This article, “Cloning Noah’s Ark,” is about the cloning of endangered species to prevent
some animals from disappearing from the planet.
The three authors of this article were Robert P. Lanza, Betsy L. Dresser and Philip
Damiani. According to Scientific American, they all share an interest in reproductive
biology and animals. Lanza, the vice president of medical and scientific development at
Advanced Cell Technology (ACT) in Worcester, Massachusetts, founded the South
Meadow Pond and Wildlife Association in Worcester County. Dresser is senior vice
president for research at the Audubon Institute and director of the Audubon Institute

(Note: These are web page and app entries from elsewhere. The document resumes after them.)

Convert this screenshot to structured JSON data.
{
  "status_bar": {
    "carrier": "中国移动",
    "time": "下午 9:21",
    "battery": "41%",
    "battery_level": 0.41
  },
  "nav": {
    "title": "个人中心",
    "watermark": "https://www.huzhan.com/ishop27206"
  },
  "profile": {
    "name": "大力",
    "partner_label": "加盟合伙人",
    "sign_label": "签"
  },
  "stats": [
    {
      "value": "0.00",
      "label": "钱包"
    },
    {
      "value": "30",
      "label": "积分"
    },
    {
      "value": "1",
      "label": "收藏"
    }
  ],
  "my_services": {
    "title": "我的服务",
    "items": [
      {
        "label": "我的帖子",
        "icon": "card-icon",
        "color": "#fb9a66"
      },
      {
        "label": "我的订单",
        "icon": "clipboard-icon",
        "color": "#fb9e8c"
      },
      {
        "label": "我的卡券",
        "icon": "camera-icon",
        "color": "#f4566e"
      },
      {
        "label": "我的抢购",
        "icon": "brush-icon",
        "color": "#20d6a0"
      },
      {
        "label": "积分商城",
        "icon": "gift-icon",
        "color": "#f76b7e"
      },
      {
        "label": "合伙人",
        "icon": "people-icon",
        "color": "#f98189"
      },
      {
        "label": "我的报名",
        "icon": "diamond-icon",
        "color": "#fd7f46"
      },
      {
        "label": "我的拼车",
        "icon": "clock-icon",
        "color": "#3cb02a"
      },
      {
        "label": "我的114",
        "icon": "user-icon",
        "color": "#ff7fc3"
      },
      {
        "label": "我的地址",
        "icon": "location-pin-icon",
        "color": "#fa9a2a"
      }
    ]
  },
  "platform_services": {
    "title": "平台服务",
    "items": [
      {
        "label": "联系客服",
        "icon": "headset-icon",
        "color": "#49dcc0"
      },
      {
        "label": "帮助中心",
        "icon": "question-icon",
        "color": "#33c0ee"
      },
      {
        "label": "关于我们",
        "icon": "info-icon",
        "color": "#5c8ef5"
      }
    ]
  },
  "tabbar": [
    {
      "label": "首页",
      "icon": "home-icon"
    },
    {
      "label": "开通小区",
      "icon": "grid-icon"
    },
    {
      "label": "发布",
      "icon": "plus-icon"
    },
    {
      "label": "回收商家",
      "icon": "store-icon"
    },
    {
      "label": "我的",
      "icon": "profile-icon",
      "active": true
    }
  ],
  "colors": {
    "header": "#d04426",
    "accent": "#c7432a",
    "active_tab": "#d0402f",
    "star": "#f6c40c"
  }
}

Center for Research of Endangered Species and the Freeport-McMoRan Audubon Species
Survival Center. Damiani, a research scientist at ACT, is also a member of the
International Embryo Transfer Society’s committee on cryopreservation.
II. Explain the major concepts and points made.
Research done, results, his/her conclusions
III. Your Summation
From this article, I learned a number of different things. I learned how the actual
cloning process occurs. I also became aware of many different Endangered Species and
other animals that have already become extinct. I also learned that a clone could have
been born from an animal other than their own species. For example, a regular house cat
gave birth to a cloned tiger. I learned that cloning is very difficult and a long process…..
I feel that the cloning of Endangered Species could be a excellent idea. Human
beings have carelessly killed off many innocent living creatures on this planet by hunting
them and by creating pollution that end their lives. If the we could prevent the extinction
of healthy, harmless animals, we should do it. Cloning is a way to prevent the extinction
of animals, and possibly even take them off of the Endangered Species list. Some people
believe that cloning is wrong and that to clone means to “play God.” In this particular
situation, I disagree. I feel that if scientists can clone an animal whose species is in danger
of extinction, he/she should do so.
works cited: Scientific American, March 2001 Issue